|2a) w-neṣwōl men amweǧ // wet neǧǧem līn lbūd // b-śōn ḏ-habzēʾ||Taking away the turbulent seas // when the rain-stars are triggered for us // with a sea-storm on the East Wind.|
|1b) ġayber hes tenḳawf // be-źhīr ḏ-ābrōt // tedḫīḫen hayyerēm||Unexpected news, you load up // on the back of pack-animals // and travel down the roads|
|2b) etteh ṣrōme ḥawṣawl // be-mdīnet aḥnōb // hel kesb we-ġlē [*krēm]||Until arriving just now // at the large town // where there is profit and gain [*generosity]|
|1c) ġayber śettel ke-nbēʾ // we-śnēǧ ḏ-heh ādīd // rōkeb we-ǧzē ḥmūl||The guests packed up and went with the news // people of dear relations // the traveller has brought [his] kin|
|2c) w-lyēh mṯemmənīn // yźayṭem erǧəḥāt // we-ḥmul l-boh myūl||To those who are precious // and take the grosser weight // that tips the scales to this very place.|
Group (a), the family of the bride, welcomes the guests with a couplet signifying their hope that the journey was an easy one. The poet, Sādayn Kalšāt, beseeches God (bālī) to quiet the waves during the summer monsoon season (ḫarf). Ṣaḳr is a fishing village and the ocean is closed to traffic during the monsoon months due to strong winds, powerful currents, and ripping tides. Knowing the time of the season is critical for the fishermen of al-Mahra because the ocean can go from placid to deadly in a single day during the transitional periods and stay that way for months. Each month is broken into a period of twelve days, and each period has its corresponding constellation (neǧǧem). The sea storms (śōn) come when the rain constellations are “struck” or “triggered” (lbūd). When the storms do come, they arrive on the East Wind (ezyīb), which is perhaps rendered here with metathesis and the archaic definite article as habzēʾ.
The poet of Group (b), the family of the groom, playfully describes their journey as a type of business trip. Thus, the family of the groom loaded up their beasts of burden and set out as soon as they heard the good news. Ṣaḳr is a small village, so describing it as mdīnet aḥnōb (“a big city”) is probably tongue in cheek, but not kesb we-ġlē [or krēm] (“profit and gain”), which points to both the value of the bride-to-be and also the hosts’ generosity. This couplet can also be understood as a description of the groom who has loaded his camel with merchandise to trade with “the people of the city” (Ṣaḳr) for a profit (his bride). Thus, the groom is depicted as a young man of means and ambition who is willing to take a journey for substantial gain.
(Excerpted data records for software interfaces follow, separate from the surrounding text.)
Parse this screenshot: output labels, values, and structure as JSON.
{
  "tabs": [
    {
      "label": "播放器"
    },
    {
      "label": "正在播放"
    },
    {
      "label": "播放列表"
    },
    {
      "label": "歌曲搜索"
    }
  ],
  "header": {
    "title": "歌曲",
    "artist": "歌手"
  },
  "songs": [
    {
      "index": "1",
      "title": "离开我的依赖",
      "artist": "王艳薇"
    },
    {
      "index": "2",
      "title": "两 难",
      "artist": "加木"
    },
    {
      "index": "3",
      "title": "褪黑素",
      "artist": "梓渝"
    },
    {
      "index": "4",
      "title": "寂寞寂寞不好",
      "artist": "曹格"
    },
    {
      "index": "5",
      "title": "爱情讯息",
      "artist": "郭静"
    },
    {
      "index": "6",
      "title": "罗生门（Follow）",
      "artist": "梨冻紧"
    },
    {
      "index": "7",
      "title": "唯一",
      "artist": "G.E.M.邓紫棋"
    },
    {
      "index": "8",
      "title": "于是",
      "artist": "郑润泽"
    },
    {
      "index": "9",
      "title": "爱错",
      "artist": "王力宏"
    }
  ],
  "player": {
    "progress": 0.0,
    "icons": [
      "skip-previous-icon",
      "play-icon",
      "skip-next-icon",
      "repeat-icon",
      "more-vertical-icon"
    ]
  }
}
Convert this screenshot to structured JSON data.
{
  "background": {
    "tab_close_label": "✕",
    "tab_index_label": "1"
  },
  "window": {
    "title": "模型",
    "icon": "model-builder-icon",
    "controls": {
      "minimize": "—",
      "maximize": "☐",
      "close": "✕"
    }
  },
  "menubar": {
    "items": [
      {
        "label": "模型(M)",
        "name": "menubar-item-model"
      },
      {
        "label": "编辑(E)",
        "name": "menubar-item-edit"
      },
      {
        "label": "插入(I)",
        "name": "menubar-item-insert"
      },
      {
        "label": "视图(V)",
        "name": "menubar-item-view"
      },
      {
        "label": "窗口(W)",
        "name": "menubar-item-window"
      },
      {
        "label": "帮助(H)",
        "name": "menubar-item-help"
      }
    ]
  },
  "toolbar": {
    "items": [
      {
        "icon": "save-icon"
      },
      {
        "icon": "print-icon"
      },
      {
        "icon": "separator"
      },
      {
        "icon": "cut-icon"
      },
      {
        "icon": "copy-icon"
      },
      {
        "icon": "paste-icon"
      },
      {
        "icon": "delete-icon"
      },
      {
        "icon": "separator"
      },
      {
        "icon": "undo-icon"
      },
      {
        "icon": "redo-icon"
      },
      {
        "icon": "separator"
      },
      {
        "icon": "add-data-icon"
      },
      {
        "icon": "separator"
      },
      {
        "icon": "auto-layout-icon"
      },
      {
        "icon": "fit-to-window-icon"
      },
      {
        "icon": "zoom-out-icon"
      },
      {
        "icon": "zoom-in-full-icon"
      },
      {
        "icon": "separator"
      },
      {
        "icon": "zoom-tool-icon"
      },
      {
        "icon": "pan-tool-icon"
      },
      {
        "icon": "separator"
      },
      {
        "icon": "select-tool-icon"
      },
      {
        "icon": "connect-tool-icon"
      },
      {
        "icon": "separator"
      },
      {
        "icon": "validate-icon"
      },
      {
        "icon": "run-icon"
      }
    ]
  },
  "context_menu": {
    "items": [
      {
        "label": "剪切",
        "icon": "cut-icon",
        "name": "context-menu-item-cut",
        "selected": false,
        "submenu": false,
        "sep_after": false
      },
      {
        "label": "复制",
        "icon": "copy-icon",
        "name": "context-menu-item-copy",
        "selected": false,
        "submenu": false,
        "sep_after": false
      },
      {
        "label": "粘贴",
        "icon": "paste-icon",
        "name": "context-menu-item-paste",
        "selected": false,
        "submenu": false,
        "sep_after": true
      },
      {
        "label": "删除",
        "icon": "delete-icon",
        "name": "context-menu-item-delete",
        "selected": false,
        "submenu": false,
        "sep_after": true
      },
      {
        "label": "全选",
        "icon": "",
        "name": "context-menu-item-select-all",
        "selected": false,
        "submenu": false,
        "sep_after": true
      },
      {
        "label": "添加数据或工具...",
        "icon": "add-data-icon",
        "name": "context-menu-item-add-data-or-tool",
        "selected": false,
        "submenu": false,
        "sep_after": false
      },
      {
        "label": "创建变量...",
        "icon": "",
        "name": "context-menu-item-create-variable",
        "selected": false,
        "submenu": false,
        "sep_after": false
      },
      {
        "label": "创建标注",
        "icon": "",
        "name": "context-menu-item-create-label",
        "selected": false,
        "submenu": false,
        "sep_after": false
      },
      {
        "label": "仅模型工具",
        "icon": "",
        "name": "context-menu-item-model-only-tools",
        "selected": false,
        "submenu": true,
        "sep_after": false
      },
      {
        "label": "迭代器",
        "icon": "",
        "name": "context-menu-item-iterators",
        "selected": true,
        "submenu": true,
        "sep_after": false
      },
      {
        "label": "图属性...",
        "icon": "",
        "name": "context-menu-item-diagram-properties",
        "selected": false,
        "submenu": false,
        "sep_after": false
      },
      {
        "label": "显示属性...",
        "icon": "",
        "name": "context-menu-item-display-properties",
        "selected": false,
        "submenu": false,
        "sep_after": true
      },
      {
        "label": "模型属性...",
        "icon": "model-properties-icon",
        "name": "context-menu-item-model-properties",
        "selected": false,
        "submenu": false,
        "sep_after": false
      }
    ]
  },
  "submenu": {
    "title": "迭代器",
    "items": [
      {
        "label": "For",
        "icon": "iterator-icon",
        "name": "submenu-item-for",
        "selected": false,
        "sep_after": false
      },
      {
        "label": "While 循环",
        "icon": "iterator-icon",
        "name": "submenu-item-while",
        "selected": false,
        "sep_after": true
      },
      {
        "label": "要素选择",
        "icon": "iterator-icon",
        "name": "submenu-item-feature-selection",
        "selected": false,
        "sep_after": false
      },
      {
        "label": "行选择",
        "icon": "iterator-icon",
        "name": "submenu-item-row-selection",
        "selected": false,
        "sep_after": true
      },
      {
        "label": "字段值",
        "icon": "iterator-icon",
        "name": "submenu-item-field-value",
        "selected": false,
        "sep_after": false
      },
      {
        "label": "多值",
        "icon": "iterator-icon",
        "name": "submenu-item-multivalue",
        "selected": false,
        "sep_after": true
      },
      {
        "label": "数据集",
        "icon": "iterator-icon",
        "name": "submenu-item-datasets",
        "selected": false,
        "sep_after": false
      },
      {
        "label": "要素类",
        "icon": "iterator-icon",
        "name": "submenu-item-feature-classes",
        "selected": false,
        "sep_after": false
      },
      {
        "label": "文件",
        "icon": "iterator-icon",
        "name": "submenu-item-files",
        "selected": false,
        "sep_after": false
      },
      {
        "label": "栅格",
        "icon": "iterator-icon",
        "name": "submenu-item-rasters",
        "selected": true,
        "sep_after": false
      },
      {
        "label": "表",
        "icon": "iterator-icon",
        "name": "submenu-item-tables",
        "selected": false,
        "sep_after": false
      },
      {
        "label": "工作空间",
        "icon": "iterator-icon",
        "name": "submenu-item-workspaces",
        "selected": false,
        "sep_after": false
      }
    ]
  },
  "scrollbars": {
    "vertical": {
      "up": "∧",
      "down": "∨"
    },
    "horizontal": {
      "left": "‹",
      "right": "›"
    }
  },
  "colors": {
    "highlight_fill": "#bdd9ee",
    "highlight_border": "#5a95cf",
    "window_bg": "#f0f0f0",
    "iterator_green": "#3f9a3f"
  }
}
In a similar vein, the guests of Group (c) emphasize their kinship to the parties involved; śnēǧ ḏ-heh ādīd and ǧzē are two phrases that signify the closeness of their mutual blood ties. Building on the imagery from the previous couplet, the poet of Group (c) uses the language of the marketplace. Their hosts are thus “precious” (mṯemmənīn), and the poet’s regard is like a scale on which their friendship to the hosts has taken “the grosser weight” (yźayṭem erǧəḥāt). The implication here is that the hosts ought to requite the high opinion held of them by both Groups (b) and (c) in the form of a lunch of rice and meat. In short, this exchange has the hallmarks of friendly banter between close friends and family: humorous, affectionate, and slightly badgering.